This week’s screen has something for both growth investors and value investors alike.
Growth investors focus on companies with great earnings growth, but that alone is no longer good enough for many stock pickers. They want good growth at reasonable prices (low P/Es). And while value investors focus on low P/E stocks too, many are low because they lack earnings power. So instead, try combining the best of both worlds—and focus on the companies with the highest growth rates with the lowest P/E ratios.

The screen I’m running this week is as follows:

  • Companies with five-year historical growth rates to be in the top 20th percentile of all companies.

(Using a uniform rank of 1-99—99 being the best growth rate—I screened for stocks ranked 80 or better.)

  • Companies that also happened to have the lowest P/Es, too, lower than 80% of all other companies.

(Using a Uniform Rank of 1-99 again—this time, 99 having the lowest P/Es—I screened for stocks ranked 80 or better.

  • I then required those stocks to be trading at or above $5,with average daily trading volumes of 100,000 shares or more.
  • And a Zacks Rank of 2 or less.
    (Only “buys” and “strong buys” allowed).

Here’s three stocks from this week’s list (6/17/08):

ACGL Arch Capital Group.
AVT Avnet, Inc.
SPAR Spartan Motors, Inc.

Incidentally, this screen back-tested very well, too. And while it wasn’t designed to be a trading strategy per se (15 to 20 stocks on average is a lot of stocks to trade every month for most investors), this screening strategy beat the market in every year for the last seven years (2001 through 2007). I ran a series of tests over the last six-year time span using a four-week rebalancing period. Each run was rebalanced over a different set of four-week periods to eliminate coincidence and verify robustness.

In 2001, this screen showed an average annualized gross return of 42.6 percent; in 2002, it was 19.1 percent. In 2003, it was a whopping 93 percent; in 2004, it came in at 40.4 percent. 2005 was up 11.9 percent, 2006 was 16.8 percent, and in 2007 it was up 14.1 percent. And so far in 2008, (Y-T-D through May), its average compounded gross return is up over 7 percent.

This screen is an excellent way to find good growth companies that also have low valuations.

Check it out for yourself and get the rest of the stocks on this list. See where your stocks rank compared to the other stocks out there, and test your own strategies and see how they’ve done. Find out what works and what doesn’t. It can all be done with the Research Wizard stock-picking and bac-ktesting program. Sign up now for your two-week free trial and learn how:

Disclosure: Officers, directors and/or employees of Zacks Investment Research may own or have sold short securities and/or hold long and/or short positions in options that are mentioned in this material.

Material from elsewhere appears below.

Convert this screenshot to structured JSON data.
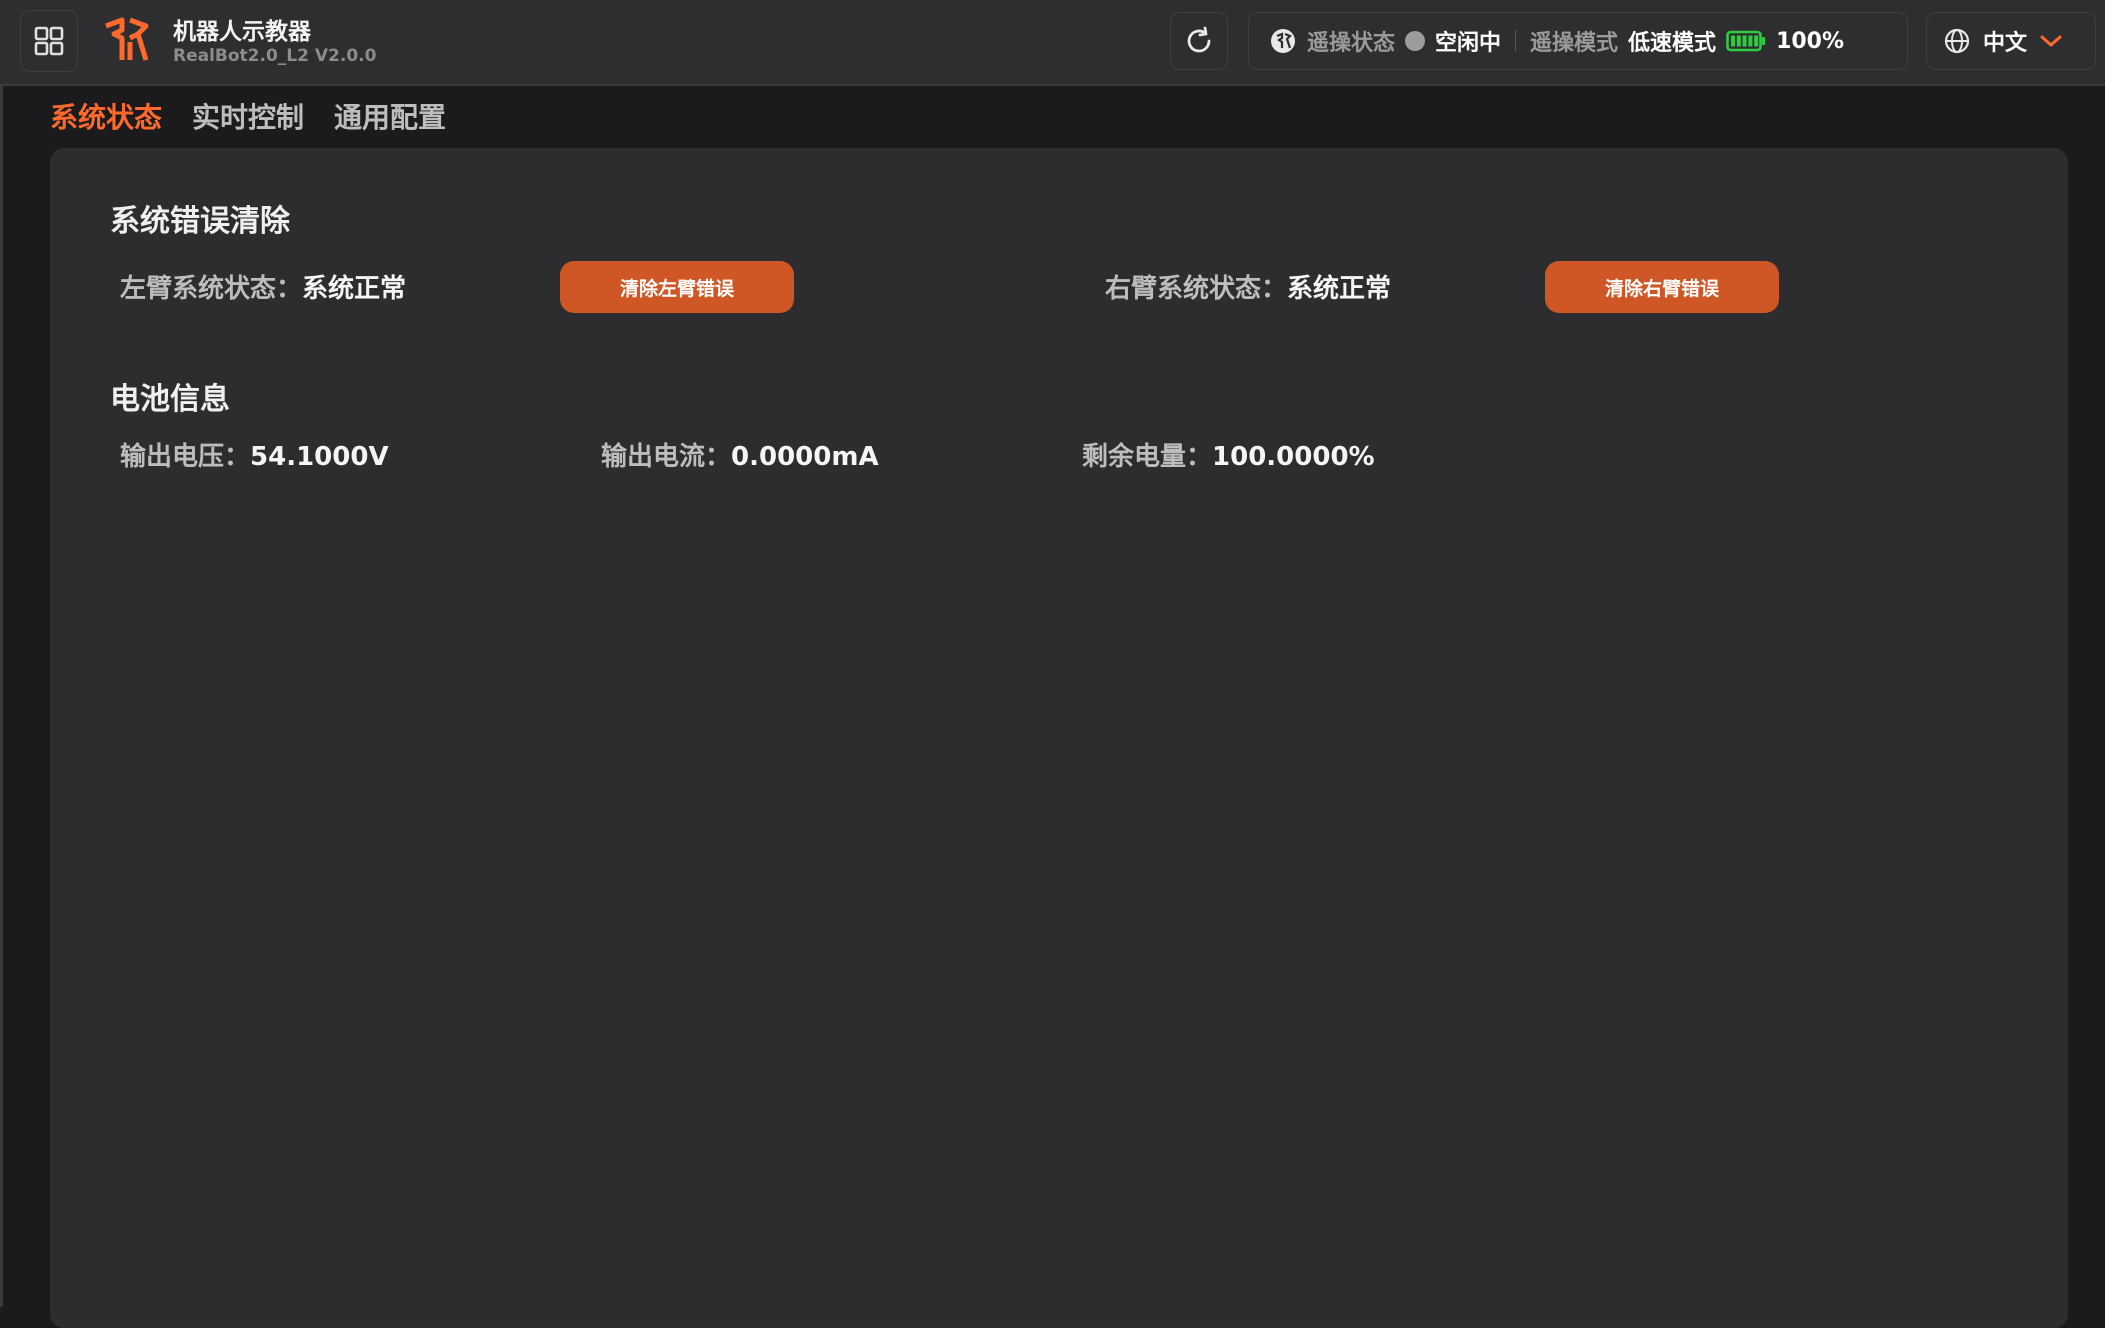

An affiliated investment advisory firm may own or have sold short securities and/or hold long and/or short positions in options that are mentioned in this material.